Wednesday night at BC Place, the Vancouver Whitecaps overcame CF Montreal by a final score of 2-1 to lift the Voyageurs Cup trophy for a second year in a row.
The club has made it clear that winning this competition was one of their primary goals for the season, so in that sense, mission very much accomplished. The Whitecaps have also never won this competition in back to back seasons, so this says something positive about the relative success of the Axel Schuster and Vanni Sartini era, even if there have been stumbles along the way. With national cup competition now in the rear-view mirror, the Whitecaps can firmly focus on bolstering their MLS standings for the rest of 2023, unless you think Leagues Cup is a big deal, which is a whole other conversation we can have at some point.
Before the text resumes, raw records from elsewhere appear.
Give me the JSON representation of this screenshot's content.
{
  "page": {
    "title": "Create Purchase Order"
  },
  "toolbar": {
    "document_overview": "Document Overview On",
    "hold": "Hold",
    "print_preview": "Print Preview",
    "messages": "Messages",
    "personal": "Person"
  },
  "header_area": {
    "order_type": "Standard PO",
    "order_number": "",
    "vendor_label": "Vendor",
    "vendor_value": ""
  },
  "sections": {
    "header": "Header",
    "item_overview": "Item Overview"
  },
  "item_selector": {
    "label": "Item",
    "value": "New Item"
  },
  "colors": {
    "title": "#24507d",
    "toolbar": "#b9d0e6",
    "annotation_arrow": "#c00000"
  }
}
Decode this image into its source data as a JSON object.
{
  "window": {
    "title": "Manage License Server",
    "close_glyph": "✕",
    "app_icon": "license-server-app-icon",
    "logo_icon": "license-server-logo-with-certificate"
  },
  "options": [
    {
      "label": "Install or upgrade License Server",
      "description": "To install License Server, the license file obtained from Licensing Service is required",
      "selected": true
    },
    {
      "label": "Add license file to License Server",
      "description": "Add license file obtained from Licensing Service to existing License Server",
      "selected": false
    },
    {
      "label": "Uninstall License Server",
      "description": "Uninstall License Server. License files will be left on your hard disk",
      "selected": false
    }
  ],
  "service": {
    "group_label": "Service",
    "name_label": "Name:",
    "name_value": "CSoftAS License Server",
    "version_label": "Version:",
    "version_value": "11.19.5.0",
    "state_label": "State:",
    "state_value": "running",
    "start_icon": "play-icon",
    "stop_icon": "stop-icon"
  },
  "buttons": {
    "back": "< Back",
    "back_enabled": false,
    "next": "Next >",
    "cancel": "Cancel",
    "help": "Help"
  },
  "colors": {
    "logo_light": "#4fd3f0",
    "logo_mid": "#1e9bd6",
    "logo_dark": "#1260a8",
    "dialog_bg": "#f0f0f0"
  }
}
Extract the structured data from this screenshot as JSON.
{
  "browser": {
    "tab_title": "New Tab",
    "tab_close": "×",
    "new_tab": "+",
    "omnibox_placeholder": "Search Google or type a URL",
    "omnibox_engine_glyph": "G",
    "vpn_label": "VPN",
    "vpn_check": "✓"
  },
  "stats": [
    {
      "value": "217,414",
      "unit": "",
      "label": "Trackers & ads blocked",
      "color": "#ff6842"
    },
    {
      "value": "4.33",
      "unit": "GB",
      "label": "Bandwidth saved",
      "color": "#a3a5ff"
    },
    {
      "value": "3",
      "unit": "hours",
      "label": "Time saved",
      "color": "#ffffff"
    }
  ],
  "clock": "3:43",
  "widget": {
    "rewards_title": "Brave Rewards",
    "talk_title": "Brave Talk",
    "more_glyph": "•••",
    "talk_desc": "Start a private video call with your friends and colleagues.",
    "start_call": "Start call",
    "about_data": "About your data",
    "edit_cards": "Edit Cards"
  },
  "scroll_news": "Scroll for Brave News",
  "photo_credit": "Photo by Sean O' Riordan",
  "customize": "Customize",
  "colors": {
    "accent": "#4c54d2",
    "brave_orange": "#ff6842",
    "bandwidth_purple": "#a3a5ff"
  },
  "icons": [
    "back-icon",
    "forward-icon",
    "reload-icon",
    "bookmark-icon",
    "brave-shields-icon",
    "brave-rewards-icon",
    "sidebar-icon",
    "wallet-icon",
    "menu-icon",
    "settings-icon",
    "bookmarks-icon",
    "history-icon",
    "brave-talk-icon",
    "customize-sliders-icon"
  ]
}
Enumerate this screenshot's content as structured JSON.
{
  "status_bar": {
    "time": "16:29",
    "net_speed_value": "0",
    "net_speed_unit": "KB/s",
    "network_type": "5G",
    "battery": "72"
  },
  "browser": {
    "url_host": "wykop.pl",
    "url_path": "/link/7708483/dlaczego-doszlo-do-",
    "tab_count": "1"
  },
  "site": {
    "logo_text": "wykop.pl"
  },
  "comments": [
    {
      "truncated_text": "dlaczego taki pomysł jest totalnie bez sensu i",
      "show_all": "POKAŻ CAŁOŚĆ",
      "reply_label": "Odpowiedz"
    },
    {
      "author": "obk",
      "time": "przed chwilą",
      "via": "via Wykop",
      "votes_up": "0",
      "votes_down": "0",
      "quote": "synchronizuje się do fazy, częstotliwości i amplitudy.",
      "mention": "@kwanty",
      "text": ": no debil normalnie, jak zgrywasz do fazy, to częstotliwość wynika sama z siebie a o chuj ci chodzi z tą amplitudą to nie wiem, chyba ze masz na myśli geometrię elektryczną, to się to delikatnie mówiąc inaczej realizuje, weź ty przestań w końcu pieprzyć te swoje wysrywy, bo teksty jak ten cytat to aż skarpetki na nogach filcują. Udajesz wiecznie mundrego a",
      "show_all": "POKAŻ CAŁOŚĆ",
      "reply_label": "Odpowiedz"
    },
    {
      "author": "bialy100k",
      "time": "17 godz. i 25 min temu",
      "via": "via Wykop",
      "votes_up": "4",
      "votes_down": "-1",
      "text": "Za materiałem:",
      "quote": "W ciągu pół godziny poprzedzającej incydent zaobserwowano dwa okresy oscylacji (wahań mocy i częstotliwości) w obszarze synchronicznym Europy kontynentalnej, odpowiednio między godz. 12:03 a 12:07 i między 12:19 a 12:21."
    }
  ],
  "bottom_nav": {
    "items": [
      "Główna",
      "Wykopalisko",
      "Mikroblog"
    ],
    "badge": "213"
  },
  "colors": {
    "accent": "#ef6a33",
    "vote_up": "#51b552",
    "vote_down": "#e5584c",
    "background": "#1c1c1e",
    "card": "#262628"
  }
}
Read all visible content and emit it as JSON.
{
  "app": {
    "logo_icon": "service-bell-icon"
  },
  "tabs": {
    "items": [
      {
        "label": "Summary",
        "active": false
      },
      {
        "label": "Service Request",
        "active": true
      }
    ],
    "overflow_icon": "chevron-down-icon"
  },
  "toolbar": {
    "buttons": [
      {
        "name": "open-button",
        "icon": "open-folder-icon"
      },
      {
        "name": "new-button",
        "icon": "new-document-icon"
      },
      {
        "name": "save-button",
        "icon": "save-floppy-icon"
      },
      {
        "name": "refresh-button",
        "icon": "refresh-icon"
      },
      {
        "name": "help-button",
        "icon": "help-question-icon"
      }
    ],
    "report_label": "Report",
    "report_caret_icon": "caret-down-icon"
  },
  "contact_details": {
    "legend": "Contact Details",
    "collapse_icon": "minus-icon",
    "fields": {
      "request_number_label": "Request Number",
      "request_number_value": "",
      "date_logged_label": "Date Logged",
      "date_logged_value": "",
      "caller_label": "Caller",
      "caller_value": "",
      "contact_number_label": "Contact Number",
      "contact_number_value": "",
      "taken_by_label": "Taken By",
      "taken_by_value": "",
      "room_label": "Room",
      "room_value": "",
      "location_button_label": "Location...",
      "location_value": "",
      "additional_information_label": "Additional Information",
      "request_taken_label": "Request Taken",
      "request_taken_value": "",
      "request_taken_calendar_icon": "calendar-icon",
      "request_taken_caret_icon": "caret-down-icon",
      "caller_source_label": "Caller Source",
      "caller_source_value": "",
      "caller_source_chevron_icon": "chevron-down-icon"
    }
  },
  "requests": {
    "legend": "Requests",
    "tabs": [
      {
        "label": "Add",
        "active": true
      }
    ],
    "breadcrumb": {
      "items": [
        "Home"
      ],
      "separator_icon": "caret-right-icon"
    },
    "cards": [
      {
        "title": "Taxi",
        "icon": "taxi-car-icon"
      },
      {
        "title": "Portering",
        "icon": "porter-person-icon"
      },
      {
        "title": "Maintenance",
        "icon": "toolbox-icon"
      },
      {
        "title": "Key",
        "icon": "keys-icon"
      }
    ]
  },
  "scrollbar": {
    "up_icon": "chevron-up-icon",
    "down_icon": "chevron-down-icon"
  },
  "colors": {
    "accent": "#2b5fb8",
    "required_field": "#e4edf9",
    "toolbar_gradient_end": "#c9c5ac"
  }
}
Anyways, big picture stuff aside, this was a very solid match for Vancouver. The Whitecaps had to face the pressure of being the better team, playing at home, and yet they were able to prevail. In the past, this is a match the Whitecaps would have found a way to squander.
While there were a few tense moments late on, the Whitecaps produced the kind of performance they needed, and their best players were their best players.
Ok, on to player grades.
Yohei Takaoka (7.0) While the Japanese keeper was not busy, especially early on, he was sharp when needed. His ability to stay in matches even when not that involved is really impressive. The save he made on the late headed chance for Montreal is worth watching again.
Javain Brown (7.0) The Jamaican seems to come up big in these cup finals. He was super active defensively with 5 tackles and 7 interceptions, and had his key intervention at the death to seal victory for Vancouver.
Ranko Veselinvoic (6.5) The Serbian was steady as usual for Vancouver. He’s not very good in the air and that was a bit of a problem near the end of the match in desperation time, but that’s nothing new.
Tristan Blackmon (6.5) Blackmon is a strong presence in the air for Vancouver and could have easily scored early on. On the Montreal goal, it looked like he was not on the same page with the rest of the back-line as he stepped up aggressively, even though the fullbacks were much deeper keeping the Montreal player onside.
Ryan Raposo (6.5) Since he was nuked by LAFC in Champions League, I don’t feel like we’ve seen much from Raposo. What I liked in this match was that he was getting involved in the attack, making those diagonal moves on the ball around the edge of the box. If the Whitecaps do tweak their shape going forward, he’s a candidate for more minutes.
Andres Cubas (7.0) The midfield fight didn’t feel very fair in this match and a lot of that is because of Cubas. It was only late-on when Montreal was able to find some joy, but Cubas continues to be a brick wall if teams try to move the ball centrally.
Julian Gressel (8.0) After an off night vs. SKC, Gressel was back on form in this one. He had 3 key passes, 1 assist, 3 shots on target and won 3 of his 5 duels. A tidy bit of work.
Russell Teibert (6.5) Rusty really rocked the Canadian Championship this year. He’s much better when tasked with less defensive responsibility, so it was nice to see him on the front foot with two key passes. His impact is limited, but this is the right kind of role for him.
Ryan Gauld (8.5) The Scotsman gave Montreal problems all night, converting the penalty he drew from the spot and recording 4 key passes. His defensive work sparking many Vancouver counterattacks had to be demoralizing for a Montreal team that was already struggling in possession.
Levonte Johnson (7.0) The MLS Super-draft pick definitely looked like he was new to the team and was not involved much with only 22 touches. That being said, when he did get on the ball his contributions were positive. He seems like an underrated passer (11/12, 2 key passes, 1 cross) for someone you might expect to just be a goal scoring threat, and his movement affords him a lot of time when matching up with defenders. I’m excited to see more, although the Whitecaps have now used all of his call-up options, so they’ll have to sign him to a first team deal if he’s going to play for the big squad again.
Brian White (7.0) The American striker is scoring goals and doing a great job in hold-up play creating space for the likes of Gauld and Gressel. Hard to complain about that.
Substitutes I’m not sure that bringing on Pedro Vite and Luis Martins had the desired effect for Vancouver, as they gradually let Montreal back into the match in the closing stages. Martins was way out of position on the MTL goal and made it way too easy for Sunusi to stay onside. Berhalter was fine, although I’m not sure the defensive sub was necessary, and Cordova and Caicedo saw very little time.
Vanni Sartini (7.0) While the approach to the match was straightforward, it was also the right one, so Vanni should get some credit for that. I said at the beginning of the season that the biggest thing Vanni needed to do this year was stay out of his own way and let his best players shine. While this has not always been the case, I do feel like things are gradually moving in the right direction in that department, which is encouraging. It’s crazy to say, but if Vanni Sartini can win a playoff game in Vancouver, he probably becomes, undisputedly, the most successful manager of Vancouver’s MLS era.
Alright, those are my thoughts from a banner day in Whitecaps land. What do you think of the win and of Vanni’s place the club’s MLS lore? Let me know in the comments!